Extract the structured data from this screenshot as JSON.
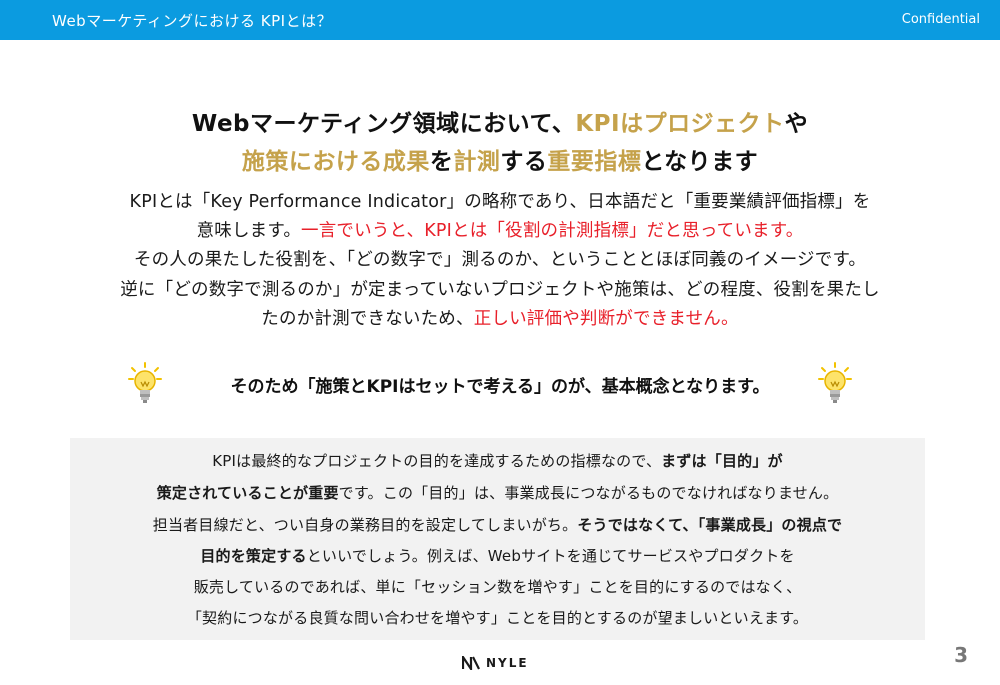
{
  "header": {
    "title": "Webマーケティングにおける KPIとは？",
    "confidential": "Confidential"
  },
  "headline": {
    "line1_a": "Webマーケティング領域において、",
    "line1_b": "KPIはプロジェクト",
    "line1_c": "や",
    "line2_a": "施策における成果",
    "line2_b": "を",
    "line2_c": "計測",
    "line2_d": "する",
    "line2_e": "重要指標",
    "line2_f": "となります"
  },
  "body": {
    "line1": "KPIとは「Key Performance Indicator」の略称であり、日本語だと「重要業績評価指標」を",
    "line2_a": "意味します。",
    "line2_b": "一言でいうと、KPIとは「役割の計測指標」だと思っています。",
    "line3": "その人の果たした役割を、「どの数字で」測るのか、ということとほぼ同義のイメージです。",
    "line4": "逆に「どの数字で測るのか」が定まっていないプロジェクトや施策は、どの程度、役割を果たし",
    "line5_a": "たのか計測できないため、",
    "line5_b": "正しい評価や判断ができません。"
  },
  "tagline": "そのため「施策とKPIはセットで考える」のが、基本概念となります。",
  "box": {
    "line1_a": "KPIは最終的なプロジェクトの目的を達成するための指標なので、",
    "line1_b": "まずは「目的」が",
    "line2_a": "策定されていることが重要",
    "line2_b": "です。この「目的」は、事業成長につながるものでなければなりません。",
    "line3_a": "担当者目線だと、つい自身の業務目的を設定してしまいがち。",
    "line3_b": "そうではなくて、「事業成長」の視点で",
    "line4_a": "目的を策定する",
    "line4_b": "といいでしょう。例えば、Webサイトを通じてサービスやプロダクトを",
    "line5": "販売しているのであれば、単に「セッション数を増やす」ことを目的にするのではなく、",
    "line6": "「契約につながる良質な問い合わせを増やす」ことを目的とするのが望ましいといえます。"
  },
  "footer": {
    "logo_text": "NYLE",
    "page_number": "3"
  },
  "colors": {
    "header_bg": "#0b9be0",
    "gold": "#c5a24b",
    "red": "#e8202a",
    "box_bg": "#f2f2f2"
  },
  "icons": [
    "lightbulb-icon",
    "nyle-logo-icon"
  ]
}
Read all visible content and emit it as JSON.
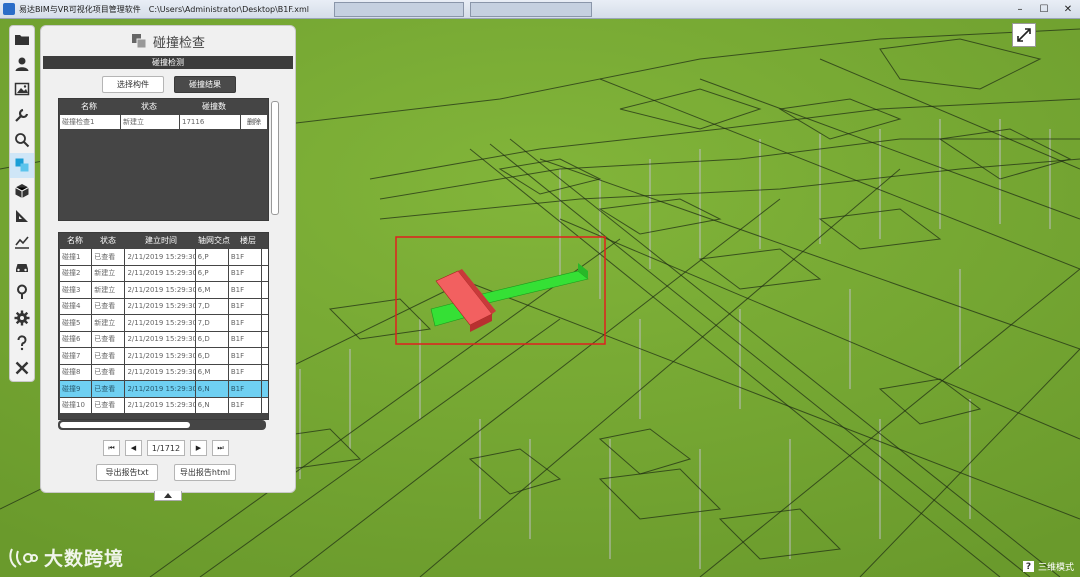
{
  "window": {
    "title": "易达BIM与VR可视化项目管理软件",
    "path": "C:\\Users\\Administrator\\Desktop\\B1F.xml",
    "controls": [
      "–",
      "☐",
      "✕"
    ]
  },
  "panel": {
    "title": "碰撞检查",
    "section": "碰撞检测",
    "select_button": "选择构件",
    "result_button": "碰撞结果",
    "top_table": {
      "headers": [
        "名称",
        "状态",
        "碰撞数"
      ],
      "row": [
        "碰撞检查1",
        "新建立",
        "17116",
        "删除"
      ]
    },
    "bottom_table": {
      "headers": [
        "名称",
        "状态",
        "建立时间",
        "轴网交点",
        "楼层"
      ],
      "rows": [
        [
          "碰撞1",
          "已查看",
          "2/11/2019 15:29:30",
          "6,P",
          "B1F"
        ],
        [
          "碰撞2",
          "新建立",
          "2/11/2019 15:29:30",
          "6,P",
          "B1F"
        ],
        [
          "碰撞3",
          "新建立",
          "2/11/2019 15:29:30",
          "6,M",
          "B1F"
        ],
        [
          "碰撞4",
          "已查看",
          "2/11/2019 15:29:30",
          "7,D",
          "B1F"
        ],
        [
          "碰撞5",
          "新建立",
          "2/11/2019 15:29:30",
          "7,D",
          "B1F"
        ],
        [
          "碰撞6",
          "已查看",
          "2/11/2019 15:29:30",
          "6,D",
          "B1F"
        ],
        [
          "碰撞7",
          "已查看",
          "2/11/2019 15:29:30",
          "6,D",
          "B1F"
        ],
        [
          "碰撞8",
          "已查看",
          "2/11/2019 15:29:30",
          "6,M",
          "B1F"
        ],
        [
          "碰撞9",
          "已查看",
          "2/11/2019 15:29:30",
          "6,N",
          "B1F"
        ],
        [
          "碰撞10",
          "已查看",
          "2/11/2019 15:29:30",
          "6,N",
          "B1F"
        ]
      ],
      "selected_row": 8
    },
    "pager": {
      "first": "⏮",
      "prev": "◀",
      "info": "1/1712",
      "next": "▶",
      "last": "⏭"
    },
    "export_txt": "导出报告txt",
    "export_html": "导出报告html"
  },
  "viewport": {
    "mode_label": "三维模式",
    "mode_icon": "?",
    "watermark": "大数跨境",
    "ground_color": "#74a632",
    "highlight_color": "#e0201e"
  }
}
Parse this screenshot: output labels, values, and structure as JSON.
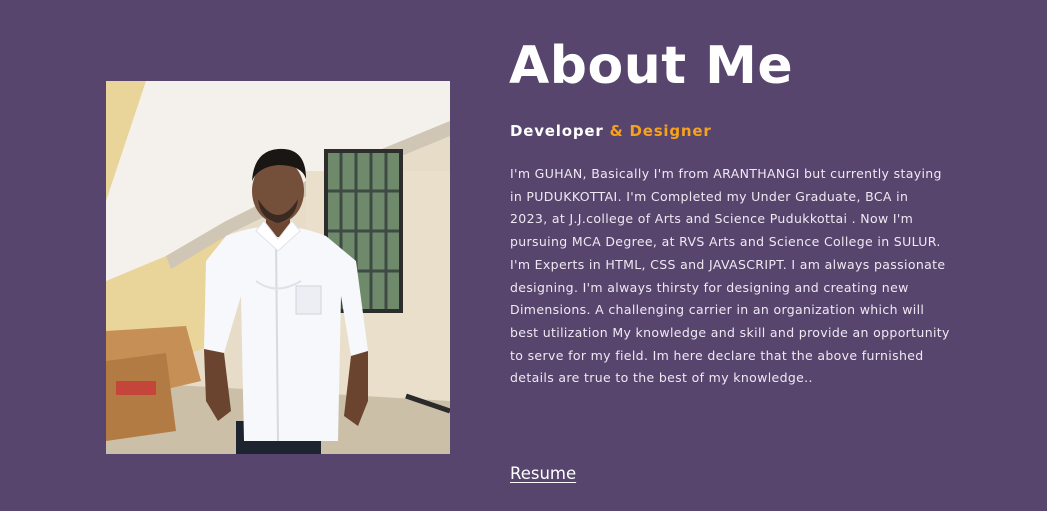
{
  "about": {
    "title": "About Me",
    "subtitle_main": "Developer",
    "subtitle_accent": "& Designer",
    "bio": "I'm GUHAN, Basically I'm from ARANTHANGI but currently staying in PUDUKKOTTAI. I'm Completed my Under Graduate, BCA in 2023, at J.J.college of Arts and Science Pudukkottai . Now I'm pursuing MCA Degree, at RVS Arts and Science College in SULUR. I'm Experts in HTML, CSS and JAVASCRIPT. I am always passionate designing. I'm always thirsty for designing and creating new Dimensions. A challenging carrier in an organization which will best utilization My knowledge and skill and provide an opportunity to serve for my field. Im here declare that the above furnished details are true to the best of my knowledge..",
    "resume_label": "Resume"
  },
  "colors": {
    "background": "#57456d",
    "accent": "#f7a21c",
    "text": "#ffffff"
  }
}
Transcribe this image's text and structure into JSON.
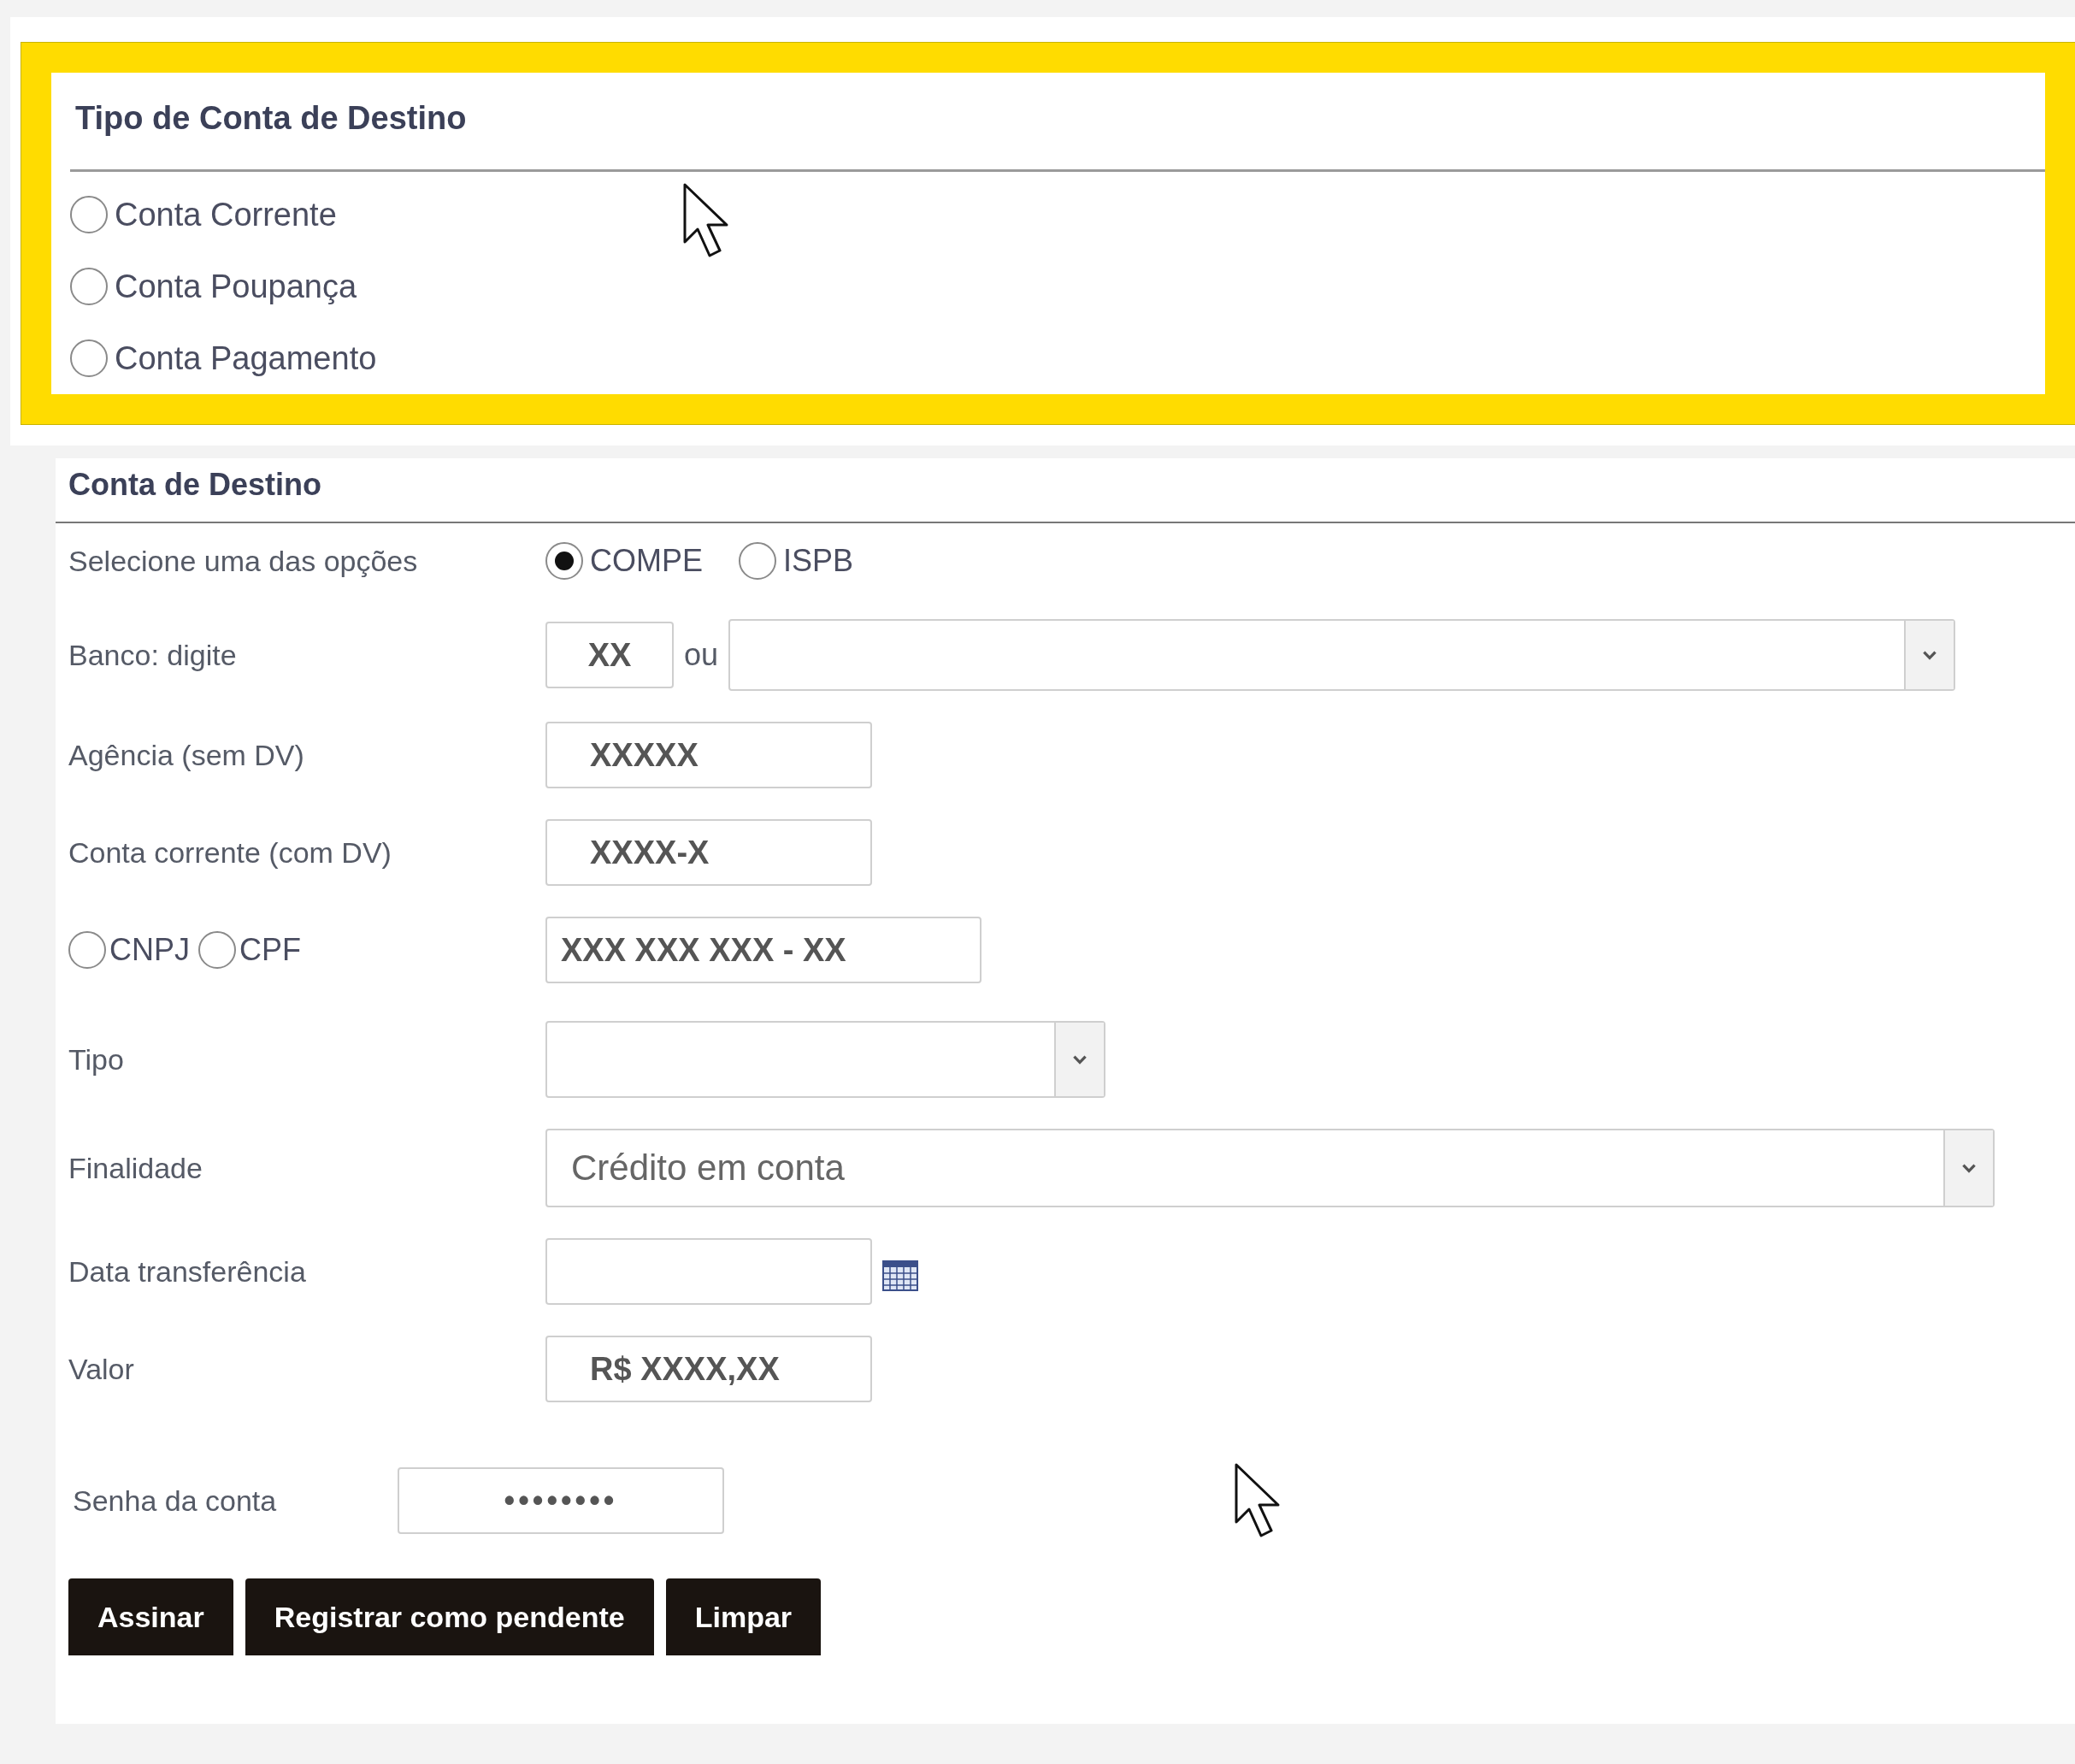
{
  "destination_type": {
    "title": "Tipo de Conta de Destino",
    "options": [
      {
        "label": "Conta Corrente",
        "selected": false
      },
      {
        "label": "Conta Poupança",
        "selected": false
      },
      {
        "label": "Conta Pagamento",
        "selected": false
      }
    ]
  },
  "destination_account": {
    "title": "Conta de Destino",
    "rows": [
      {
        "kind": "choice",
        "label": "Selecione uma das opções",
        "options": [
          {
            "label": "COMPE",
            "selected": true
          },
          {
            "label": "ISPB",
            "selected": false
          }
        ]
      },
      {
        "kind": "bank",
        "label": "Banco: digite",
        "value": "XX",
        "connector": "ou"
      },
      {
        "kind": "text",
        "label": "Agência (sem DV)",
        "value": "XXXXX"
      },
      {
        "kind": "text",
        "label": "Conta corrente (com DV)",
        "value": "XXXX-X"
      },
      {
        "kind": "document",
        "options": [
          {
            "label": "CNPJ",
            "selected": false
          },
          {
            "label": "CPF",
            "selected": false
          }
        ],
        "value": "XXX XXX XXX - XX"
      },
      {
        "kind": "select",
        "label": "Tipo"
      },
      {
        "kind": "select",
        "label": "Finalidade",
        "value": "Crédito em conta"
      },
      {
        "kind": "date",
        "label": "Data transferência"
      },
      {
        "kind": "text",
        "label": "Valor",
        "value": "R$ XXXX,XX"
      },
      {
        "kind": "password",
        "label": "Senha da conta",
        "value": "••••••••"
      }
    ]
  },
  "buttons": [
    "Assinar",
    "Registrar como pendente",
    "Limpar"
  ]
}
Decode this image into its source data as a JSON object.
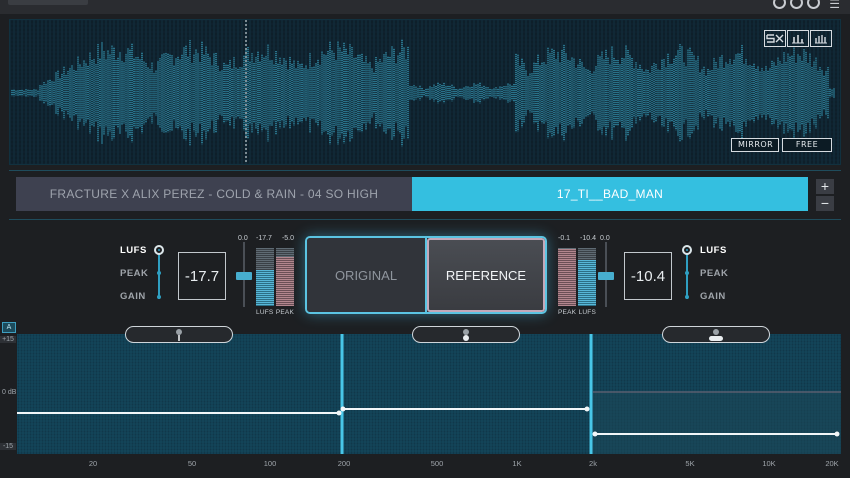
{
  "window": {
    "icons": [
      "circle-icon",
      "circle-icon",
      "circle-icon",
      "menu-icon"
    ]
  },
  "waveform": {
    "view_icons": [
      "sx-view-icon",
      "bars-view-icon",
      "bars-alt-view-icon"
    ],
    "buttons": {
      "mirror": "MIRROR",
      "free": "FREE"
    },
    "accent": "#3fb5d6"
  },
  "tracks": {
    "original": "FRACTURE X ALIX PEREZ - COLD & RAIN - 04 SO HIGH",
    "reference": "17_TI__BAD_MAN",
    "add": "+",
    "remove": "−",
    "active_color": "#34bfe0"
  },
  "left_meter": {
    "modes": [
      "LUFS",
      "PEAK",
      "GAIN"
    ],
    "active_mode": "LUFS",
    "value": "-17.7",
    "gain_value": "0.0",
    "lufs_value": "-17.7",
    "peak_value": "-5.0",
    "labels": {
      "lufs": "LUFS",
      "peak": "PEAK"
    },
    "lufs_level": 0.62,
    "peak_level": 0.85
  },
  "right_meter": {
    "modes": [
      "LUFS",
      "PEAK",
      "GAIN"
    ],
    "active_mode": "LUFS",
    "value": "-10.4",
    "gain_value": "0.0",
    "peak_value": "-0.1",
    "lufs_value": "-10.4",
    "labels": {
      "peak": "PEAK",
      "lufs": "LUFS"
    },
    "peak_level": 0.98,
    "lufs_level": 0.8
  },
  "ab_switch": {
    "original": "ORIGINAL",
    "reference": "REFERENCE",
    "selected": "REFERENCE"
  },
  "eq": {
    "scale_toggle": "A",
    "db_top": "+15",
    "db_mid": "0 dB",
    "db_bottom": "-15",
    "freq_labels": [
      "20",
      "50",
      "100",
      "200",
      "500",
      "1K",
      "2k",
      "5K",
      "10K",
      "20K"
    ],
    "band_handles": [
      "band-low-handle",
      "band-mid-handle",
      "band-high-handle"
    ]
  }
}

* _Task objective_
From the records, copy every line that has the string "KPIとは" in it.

* _Written response_
    "title": "Webマーケティングにおける KPIとは？",
    "line1": "KPIとは「Key Performance Indicator」の略称であり、日本語だと「重要業績評価指標」を",
    "line2_b": "一言でいうと、KPIとは「役割の計測指標」だと思っています。",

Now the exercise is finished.